** PROBLEM REQUIREMENTS **
Reproduce each record exactly.

** SUPPLIED MATERIAL **
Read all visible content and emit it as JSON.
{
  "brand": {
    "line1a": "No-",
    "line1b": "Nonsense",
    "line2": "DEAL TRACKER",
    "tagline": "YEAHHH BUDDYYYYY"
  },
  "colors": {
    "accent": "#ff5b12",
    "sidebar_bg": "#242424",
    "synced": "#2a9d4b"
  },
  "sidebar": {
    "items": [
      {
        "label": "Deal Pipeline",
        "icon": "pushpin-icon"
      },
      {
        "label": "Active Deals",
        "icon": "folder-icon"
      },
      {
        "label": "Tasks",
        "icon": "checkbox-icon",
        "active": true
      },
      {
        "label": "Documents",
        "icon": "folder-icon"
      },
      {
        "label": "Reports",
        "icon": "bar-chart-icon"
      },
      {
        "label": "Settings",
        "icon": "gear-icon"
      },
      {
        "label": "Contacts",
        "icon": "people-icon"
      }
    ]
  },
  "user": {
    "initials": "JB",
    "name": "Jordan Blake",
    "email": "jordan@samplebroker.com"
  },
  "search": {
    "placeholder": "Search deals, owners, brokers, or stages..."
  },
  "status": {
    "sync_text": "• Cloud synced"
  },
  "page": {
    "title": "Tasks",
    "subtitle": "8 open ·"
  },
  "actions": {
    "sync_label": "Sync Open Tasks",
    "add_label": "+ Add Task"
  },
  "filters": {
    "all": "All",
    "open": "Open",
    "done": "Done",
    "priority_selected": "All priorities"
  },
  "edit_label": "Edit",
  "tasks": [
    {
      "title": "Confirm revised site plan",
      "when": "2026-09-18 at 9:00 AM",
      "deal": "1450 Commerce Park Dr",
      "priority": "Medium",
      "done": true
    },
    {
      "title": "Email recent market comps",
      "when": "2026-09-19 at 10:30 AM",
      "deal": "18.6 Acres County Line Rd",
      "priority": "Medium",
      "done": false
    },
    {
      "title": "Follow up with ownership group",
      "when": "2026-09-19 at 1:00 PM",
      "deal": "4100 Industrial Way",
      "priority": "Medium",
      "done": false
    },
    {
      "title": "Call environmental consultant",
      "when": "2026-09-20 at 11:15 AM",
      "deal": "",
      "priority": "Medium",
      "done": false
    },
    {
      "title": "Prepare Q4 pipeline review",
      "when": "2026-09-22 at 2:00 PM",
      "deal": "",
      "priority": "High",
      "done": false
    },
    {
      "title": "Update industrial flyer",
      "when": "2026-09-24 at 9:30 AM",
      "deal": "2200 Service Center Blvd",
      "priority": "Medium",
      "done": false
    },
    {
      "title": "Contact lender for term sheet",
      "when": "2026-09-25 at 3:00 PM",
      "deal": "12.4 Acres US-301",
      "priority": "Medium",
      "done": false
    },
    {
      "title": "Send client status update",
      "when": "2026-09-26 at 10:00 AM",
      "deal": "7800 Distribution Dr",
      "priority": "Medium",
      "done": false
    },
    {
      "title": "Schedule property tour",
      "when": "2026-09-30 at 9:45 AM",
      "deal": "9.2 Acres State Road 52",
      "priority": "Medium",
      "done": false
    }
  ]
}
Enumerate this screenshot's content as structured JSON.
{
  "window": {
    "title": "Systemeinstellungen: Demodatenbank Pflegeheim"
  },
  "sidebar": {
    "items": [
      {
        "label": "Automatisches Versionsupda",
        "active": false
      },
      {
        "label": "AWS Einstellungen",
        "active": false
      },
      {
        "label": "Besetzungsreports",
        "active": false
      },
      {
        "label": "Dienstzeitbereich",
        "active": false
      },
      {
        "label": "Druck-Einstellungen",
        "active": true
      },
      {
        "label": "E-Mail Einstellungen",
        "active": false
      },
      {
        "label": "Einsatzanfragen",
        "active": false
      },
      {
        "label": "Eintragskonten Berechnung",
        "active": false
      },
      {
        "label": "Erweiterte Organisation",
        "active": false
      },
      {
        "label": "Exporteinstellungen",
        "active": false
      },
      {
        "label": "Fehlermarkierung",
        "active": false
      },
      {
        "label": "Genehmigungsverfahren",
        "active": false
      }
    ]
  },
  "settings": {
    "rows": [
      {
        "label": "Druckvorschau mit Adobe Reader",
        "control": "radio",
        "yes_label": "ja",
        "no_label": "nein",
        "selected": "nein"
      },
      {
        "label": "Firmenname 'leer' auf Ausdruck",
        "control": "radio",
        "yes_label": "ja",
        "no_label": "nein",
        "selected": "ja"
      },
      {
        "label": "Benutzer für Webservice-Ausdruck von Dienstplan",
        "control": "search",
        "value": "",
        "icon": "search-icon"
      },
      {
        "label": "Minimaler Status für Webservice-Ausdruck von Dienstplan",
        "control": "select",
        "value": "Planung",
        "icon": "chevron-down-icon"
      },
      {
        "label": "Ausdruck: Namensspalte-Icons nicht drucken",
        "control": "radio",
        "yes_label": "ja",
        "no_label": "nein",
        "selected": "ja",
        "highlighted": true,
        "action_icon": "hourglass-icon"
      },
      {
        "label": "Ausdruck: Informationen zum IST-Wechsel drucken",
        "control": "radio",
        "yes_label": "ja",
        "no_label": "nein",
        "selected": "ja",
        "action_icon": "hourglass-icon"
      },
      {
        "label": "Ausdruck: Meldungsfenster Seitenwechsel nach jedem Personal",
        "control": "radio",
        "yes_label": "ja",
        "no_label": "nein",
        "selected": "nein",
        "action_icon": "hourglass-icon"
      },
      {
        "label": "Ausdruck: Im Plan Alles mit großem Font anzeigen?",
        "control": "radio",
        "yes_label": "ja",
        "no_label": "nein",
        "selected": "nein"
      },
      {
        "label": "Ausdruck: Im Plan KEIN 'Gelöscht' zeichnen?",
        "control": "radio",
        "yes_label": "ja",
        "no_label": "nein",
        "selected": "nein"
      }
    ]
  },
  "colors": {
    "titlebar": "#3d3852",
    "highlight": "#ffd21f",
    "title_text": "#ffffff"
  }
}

** YOUR SOLUTION **
Read all visible content and emit it as JSON.
{
  "brand": {
    "line1a": "No-",
    "line1b": "Nonsense",
    "line2": "DEAL TRACKER",
    "tagline": "YEAHHH BUDDYYYYY"
  },
  "colors": {
    "accent": "#ff5b12",
    "sidebar_bg": "#242424",
    "synced": "#2a9d4b"
  },
  "sidebar": {
    "items": [
      {
        "label": "Deal Pipeline",
        "icon": "pushpin-icon"
      },
      {
        "label": "Active Deals",
        "icon": "folder-icon"
      },
      {
        "label": "Tasks",
        "icon": "checkbox-icon",
        "active": true
      },
      {
        "label": "Documents",
        "icon": "folder-icon"
      },
      {
        "label": "Reports",
        "icon": "bar-chart-icon"
      },
      {
        "label": "Settings",
        "icon": "gear-icon"
      },
      {
        "label": "Contacts",
        "icon": "people-icon"
      }
    ]
  },
  "user": {
    "initials": "JB",
    "name": "Jordan Blake",
    "email": "jordan@samplebroker.com"
  },
  "search": {
    "placeholder": "Search deals, owners, brokers, or stages..."
  },
  "status": {
    "sync_text": "• Cloud synced"
  },
  "page": {
    "title": "Tasks",
    "subtitle": "8 open ·"
  },
  "actions": {
    "sync_label": "Sync Open Tasks",
    "add_label": "+ Add Task"
  },
  "filters": {
    "all": "All",
    "open": "Open",
    "done": "Done",
    "priority_selected": "All priorities"
  },
  "edit_label": "Edit",
  "tasks": [
    {
      "title": "Confirm revised site plan",
      "when": "2026-09-18 at 9:00 AM",
      "deal": "1450 Commerce Park Dr",
      "priority": "Medium",
      "done": true
    },
    {
      "title": "Email recent market comps",
      "when": "2026-09-19 at 10:30 AM",
      "deal": "18.6 Acres County Line Rd",
      "priority": "Medium",
      "done": false
    },
    {
      "title": "Follow up with ownership group",
      "when": "2026-09-19 at 1:00 PM",
      "deal": "4100 Industrial Way",
      "priority": "Medium",
      "done": false
    },
    {
      "title": "Call environmental consultant",
      "when": "2026-09-20 at 11:15 AM",
      "deal": "",
      "priority": "Medium",
      "done": false
    },
    {
      "title": "Prepare Q4 pipeline review",
      "when": "2026-09-22 at 2:00 PM",
      "deal": "",
      "priority": "High",
      "done": false
    },
    {
      "title": "Update industrial flyer",
      "when": "2026-09-24 at 9:30 AM",
      "deal": "2200 Service Center Blvd",
      "priority": "Medium",
      "done": false
    },
    {
      "title": "Contact lender for term sheet",
      "when": "2026-09-25 at 3:00 PM",
      "deal": "12.4 Acres US-301",
      "priority": "Medium",
      "done": false
    },
    {
      "title": "Send client status update",
      "when": "2026-09-26 at 10:00 AM",
      "deal": "7800 Distribution Dr",
      "priority": "Medium",
      "done": false
    },
    {
      "title": "Schedule property tour",
      "when": "2026-09-30 at 9:45 AM",
      "deal": "9.2 Acres State Road 52",
      "priority": "Medium",
      "done": false
    }
  ]
}
Enumerate this screenshot's content as structured JSON.
{
  "window": {
    "title": "Systemeinstellungen: Demodatenbank Pflegeheim"
  },
  "sidebar": {
    "items": [
      {
        "label": "Automatisches Versionsupda",
        "active": false
      },
      {
        "label": "AWS Einstellungen",
        "active": false
      },
      {
        "label": "Besetzungsreports",
        "active": false
      },
      {
        "label": "Dienstzeitbereich",
        "active": false
      },
      {
        "label": "Druck-Einstellungen",
        "active": true
      },
      {
        "label": "E-Mail Einstellungen",
        "active": false
      },
      {
        "label": "Einsatzanfragen",
        "active": false
      },
      {
        "label": "Eintragskonten Berechnung",
        "active": false
      },
      {
        "label": "Erweiterte Organisation",
        "active": false
      },
      {
        "label": "Exporteinstellungen",
        "active": false
      },
      {
        "label": "Fehlermarkierung",
        "active": false
      },
      {
        "label": "Genehmigungsverfahren",
        "active": false
      }
    ]
  },
  "settings": {
    "rows": [
      {
        "label": "Druckvorschau mit Adobe Reader",
        "control": "radio",
        "yes_label": "ja",
        "no_label": "nein",
        "selected": "nein"
      },
      {
        "label": "Firmenname 'leer' auf Ausdruck",
        "control": "radio",
        "yes_label": "ja",
        "no_label": "nein",
        "selected": "ja"
      },
      {
        "label": "Benutzer für Webservice-Ausdruck von Dienstplan",
        "control": "search",
        "value": "",
        "icon": "search-icon"
      },
      {
        "label": "Minimaler Status für Webservice-Ausdruck von Dienstplan",
        "control": "select",
        "value": "Planung",
        "icon": "chevron-down-icon"
      },
      {
        "label": "Ausdruck: Namensspalte-Icons nicht drucken",
        "control": "radio",
        "yes_label": "ja",
        "no_label": "nein",
        "selected": "ja",
        "highlighted": true,
        "action_icon": "hourglass-icon"
      },
      {
        "label": "Ausdruck: Informationen zum IST-Wechsel drucken",
        "control": "radio",
        "yes_label": "ja",
        "no_label": "nein",
        "selected": "ja",
        "action_icon": "hourglass-icon"
      },
      {
        "label": "Ausdruck: Meldungsfenster Seitenwechsel nach jedem Personal",
        "control": "radio",
        "yes_label": "ja",
        "no_label": "nein",
        "selected": "nein",
        "action_icon": "hourglass-icon"
      },
      {
        "label": "Ausdruck: Im Plan Alles mit großem Font anzeigen?",
        "control": "radio",
        "yes_label": "ja",
        "no_label": "nein",
        "selected": "nein"
      },
      {
        "label": "Ausdruck: Im Plan KEIN 'Gelöscht' zeichnen?",
        "control": "radio",
        "yes_label": "ja",
        "no_label": "nein",
        "selected": "nein"
      }
    ]
  },
  "colors": {
    "titlebar": "#3d3852",
    "highlight": "#ffd21f",
    "title_text": "#ffffff"
  }
}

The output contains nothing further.